=== TASK INPUT ===
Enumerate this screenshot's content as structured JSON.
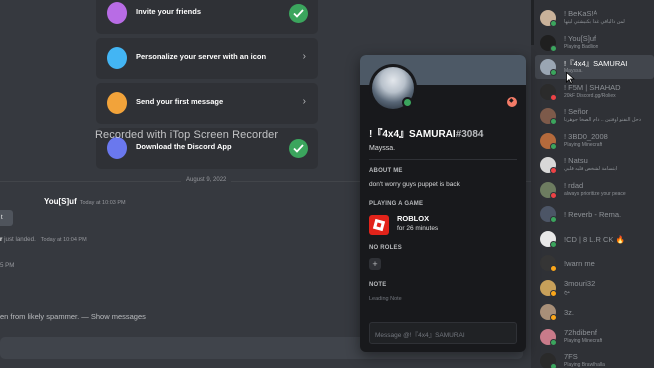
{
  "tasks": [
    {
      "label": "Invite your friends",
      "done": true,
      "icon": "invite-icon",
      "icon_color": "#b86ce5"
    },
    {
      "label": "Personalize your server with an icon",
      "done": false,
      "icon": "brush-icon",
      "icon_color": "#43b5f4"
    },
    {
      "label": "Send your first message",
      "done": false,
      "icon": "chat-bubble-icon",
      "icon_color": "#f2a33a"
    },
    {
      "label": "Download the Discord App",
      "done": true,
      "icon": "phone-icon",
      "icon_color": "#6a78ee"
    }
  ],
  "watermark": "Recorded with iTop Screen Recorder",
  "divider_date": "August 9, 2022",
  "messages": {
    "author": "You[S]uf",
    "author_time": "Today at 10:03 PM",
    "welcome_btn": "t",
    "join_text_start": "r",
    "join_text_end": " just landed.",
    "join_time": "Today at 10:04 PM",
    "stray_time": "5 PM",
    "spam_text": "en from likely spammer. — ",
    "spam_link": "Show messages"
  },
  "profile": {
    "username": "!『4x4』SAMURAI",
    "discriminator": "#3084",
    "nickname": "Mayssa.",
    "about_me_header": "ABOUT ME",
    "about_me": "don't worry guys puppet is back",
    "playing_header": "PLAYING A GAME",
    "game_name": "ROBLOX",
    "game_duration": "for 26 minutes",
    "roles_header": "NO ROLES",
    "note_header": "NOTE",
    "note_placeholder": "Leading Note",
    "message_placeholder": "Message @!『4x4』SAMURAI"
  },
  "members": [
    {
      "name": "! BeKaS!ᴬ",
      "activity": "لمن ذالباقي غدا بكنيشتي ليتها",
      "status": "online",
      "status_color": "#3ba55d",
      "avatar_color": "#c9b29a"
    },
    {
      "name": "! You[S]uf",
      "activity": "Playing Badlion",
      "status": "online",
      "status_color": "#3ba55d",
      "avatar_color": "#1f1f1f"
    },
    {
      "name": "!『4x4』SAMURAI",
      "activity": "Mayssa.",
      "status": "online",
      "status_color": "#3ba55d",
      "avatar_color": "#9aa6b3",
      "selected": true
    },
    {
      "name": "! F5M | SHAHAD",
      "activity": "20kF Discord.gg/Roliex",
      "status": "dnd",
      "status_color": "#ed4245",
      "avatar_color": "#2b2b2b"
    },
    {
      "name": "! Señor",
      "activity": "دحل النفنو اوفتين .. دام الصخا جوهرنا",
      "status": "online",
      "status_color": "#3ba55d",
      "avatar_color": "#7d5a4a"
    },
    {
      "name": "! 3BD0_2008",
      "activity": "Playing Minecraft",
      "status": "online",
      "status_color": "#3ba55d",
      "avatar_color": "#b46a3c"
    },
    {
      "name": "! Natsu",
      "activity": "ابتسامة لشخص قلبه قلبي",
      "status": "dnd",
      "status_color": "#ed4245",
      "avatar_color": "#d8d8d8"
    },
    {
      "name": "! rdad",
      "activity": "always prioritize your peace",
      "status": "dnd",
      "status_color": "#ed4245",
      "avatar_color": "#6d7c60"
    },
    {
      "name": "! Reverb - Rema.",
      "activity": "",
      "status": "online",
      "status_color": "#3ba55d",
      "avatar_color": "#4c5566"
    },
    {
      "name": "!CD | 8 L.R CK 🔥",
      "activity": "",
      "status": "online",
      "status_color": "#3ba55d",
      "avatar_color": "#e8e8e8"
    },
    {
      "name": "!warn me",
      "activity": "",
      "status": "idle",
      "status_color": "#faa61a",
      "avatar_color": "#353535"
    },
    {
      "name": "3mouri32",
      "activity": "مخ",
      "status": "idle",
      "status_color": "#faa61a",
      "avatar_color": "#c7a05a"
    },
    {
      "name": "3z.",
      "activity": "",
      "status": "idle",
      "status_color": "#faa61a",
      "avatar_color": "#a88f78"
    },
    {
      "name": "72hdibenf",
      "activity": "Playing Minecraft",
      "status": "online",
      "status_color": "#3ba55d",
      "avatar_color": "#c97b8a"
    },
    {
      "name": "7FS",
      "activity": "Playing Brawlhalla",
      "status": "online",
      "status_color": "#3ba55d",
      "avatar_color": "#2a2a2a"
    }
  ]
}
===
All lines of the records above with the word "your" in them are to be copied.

▶ WORKED SOLUTION
      "label": "Invite your friends",
      "label": "Personalize your server with an icon",
      "label": "Send your first message",
      "activity": "always prioritize your peace",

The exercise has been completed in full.